**PROVIDED INFORMATION:**
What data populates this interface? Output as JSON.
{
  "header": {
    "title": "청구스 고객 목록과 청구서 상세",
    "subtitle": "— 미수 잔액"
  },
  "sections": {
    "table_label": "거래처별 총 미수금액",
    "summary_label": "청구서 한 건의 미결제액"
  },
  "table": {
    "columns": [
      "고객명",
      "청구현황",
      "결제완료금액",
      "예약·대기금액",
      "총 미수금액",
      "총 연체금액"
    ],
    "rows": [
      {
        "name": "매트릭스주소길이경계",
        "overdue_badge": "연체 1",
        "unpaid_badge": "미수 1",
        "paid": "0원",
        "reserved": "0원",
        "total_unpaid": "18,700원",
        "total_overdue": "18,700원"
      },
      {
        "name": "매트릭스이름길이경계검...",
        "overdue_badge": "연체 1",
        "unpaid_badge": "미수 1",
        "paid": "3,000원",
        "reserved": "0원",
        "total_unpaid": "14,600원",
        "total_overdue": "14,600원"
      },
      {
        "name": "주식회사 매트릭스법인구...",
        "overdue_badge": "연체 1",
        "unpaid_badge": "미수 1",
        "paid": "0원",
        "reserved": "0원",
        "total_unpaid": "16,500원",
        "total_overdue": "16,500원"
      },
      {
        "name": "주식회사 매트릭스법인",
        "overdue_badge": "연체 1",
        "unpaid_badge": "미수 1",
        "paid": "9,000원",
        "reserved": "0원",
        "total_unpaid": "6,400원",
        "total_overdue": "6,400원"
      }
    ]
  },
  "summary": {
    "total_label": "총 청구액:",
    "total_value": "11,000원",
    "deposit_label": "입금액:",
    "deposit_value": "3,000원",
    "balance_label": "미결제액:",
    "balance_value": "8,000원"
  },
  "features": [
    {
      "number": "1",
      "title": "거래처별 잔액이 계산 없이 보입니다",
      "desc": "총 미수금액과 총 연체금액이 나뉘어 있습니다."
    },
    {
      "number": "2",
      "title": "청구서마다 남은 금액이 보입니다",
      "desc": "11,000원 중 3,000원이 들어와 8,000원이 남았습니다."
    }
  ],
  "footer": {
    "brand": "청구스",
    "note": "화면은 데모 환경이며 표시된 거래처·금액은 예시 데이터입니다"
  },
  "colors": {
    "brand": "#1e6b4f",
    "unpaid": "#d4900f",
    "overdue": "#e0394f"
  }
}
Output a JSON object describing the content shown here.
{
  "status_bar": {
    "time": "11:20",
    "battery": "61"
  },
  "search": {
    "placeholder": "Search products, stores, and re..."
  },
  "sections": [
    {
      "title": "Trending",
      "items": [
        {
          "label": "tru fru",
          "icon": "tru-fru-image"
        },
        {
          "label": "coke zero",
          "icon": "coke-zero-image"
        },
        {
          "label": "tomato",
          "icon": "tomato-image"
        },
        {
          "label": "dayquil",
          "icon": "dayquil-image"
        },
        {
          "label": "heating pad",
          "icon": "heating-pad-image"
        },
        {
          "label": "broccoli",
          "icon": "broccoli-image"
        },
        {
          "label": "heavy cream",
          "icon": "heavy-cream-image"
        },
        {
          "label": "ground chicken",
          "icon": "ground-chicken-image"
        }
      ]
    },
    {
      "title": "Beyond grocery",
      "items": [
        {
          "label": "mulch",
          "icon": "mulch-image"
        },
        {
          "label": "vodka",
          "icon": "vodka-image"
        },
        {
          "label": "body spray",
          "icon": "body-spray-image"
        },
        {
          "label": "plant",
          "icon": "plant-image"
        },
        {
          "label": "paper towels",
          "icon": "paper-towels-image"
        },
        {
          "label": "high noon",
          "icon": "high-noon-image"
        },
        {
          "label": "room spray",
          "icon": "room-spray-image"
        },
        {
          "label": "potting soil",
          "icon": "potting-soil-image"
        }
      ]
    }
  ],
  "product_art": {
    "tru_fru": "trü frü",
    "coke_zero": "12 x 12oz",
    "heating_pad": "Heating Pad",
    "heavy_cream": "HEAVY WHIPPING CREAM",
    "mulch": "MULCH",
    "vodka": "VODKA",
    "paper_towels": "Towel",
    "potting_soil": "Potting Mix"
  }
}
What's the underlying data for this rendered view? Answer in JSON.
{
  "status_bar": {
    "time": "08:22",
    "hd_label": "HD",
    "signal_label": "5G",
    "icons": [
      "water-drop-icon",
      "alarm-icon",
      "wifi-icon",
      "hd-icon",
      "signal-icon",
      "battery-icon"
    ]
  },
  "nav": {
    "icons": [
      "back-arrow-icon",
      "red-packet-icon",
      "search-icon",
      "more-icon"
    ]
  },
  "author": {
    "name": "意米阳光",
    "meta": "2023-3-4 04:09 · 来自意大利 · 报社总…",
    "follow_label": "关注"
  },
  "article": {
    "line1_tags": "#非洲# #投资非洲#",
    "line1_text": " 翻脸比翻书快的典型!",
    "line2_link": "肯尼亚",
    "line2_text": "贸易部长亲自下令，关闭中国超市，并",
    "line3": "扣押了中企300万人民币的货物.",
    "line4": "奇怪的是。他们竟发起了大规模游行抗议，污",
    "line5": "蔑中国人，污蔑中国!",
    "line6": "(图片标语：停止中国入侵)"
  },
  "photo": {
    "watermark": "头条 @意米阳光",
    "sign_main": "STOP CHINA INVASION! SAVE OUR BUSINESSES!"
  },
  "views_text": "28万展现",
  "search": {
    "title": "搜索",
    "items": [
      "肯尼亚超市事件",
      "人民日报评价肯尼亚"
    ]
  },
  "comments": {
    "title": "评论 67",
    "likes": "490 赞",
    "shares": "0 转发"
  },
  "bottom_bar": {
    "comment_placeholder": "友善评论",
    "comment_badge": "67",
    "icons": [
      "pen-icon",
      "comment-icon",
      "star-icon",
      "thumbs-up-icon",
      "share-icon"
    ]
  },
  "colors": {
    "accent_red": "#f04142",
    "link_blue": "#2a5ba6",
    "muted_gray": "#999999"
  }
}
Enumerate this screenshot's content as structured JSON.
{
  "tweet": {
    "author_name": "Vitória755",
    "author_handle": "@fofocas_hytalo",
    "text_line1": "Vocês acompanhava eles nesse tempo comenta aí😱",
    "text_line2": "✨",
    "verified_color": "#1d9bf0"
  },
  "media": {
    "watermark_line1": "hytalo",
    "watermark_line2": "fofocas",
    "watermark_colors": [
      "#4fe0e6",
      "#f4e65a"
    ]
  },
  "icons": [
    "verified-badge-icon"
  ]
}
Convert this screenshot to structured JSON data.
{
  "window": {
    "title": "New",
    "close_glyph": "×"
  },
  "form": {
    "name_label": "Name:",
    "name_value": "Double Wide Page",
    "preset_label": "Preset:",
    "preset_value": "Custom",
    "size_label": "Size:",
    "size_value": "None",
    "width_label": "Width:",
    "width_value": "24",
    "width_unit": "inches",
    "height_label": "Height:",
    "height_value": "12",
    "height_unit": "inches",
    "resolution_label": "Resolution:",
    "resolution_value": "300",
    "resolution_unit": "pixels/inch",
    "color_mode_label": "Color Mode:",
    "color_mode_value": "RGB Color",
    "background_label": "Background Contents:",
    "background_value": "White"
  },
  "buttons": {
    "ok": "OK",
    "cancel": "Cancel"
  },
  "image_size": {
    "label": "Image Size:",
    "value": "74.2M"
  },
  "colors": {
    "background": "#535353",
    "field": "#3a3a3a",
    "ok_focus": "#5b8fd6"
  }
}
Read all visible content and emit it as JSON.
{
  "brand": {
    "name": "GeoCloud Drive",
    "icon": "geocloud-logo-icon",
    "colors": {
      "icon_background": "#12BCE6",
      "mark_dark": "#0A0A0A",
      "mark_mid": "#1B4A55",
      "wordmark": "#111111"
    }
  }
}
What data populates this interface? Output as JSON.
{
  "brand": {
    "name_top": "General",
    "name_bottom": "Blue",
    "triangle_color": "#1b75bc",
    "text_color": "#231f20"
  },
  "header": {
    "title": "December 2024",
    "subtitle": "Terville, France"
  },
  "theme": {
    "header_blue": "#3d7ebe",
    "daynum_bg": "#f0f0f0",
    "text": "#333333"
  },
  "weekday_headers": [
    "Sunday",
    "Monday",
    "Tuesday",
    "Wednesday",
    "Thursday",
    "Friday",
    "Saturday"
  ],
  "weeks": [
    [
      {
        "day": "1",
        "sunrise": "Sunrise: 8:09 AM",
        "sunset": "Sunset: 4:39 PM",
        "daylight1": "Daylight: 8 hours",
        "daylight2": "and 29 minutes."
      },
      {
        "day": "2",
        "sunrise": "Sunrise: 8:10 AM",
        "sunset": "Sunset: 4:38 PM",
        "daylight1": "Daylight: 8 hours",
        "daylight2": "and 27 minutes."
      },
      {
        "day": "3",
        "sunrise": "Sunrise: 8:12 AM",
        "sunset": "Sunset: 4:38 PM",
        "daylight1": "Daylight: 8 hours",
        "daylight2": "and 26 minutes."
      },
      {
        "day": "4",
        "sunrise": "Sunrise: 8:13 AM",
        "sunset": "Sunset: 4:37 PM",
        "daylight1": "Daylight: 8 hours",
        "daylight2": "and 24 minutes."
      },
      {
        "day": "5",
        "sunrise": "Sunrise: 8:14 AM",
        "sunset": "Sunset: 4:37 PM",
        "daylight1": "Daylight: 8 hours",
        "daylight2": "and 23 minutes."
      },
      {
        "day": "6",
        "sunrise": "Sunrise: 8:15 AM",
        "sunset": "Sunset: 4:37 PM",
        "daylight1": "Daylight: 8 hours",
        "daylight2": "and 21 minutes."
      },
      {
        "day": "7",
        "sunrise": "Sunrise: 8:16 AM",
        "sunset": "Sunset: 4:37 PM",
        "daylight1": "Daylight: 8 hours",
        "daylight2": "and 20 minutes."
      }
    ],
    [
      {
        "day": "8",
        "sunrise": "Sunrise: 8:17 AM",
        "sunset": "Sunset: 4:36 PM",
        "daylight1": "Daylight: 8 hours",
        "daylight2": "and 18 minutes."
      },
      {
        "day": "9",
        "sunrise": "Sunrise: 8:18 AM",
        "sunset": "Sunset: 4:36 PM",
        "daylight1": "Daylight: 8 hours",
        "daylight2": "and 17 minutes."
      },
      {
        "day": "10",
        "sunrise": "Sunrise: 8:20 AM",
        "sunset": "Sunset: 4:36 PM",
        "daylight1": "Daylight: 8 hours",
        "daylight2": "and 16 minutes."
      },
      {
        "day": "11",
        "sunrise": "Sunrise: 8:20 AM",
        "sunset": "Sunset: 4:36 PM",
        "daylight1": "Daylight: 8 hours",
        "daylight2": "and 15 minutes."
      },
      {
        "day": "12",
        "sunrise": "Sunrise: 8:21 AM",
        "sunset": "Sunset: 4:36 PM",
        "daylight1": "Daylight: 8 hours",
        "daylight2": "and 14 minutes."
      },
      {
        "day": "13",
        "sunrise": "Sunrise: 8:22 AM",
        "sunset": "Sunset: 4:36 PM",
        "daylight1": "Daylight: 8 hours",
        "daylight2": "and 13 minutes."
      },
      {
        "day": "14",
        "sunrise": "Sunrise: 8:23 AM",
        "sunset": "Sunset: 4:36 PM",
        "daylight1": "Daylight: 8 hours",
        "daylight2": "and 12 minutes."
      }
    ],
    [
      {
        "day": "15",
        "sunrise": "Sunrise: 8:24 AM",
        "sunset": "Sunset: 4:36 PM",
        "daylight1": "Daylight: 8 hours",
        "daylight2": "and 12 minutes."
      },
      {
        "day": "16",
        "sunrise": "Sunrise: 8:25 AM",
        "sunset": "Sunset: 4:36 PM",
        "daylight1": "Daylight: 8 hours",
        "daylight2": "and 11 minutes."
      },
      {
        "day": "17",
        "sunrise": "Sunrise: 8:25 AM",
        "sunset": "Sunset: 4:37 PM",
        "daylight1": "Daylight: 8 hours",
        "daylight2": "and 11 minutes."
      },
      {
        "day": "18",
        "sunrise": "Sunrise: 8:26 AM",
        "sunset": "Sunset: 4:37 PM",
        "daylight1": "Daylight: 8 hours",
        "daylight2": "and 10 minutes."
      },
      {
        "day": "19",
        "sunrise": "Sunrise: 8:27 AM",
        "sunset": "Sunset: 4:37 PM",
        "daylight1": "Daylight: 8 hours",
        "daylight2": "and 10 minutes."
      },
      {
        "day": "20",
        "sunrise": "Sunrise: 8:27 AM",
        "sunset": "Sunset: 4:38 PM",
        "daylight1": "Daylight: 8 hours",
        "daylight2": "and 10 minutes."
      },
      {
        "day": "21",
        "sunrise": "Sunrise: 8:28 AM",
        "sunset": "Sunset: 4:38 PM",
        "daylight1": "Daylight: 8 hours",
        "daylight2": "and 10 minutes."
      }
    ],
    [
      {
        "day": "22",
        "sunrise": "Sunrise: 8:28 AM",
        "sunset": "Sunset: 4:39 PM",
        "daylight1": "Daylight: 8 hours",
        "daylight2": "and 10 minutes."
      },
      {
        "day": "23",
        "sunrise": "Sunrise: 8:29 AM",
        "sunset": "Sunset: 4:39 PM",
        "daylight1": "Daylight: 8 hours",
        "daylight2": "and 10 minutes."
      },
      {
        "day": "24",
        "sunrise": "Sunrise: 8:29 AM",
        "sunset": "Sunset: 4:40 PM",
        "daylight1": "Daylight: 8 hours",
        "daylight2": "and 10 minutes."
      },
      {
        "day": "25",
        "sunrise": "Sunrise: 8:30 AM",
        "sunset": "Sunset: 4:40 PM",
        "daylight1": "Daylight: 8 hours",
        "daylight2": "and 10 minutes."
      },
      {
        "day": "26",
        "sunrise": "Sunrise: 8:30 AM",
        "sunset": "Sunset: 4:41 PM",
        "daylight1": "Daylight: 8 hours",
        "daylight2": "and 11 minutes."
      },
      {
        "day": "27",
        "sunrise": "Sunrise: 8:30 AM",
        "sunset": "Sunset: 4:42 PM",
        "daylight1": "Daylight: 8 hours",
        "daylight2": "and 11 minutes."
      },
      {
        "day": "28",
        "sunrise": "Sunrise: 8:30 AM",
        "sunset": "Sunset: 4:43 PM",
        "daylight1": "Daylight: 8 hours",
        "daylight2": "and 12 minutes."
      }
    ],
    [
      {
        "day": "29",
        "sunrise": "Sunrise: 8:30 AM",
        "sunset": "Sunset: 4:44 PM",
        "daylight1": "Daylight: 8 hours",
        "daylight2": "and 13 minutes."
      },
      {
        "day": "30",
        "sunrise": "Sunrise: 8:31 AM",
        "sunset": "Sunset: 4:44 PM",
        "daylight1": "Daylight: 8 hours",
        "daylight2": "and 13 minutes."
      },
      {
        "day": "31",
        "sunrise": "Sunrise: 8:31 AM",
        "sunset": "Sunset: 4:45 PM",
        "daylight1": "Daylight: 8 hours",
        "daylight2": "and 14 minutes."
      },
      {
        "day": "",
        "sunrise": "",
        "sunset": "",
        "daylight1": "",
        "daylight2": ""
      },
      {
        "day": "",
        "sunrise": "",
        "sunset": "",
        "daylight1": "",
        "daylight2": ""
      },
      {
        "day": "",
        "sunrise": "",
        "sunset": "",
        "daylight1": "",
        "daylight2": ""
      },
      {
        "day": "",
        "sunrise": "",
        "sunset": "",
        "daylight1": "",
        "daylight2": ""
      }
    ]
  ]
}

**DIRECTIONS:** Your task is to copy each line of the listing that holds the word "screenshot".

**EXERCISE SOLUTION:**
Enumerate this screenshot's content as structured JSON.
Convert this screenshot to structured JSON data.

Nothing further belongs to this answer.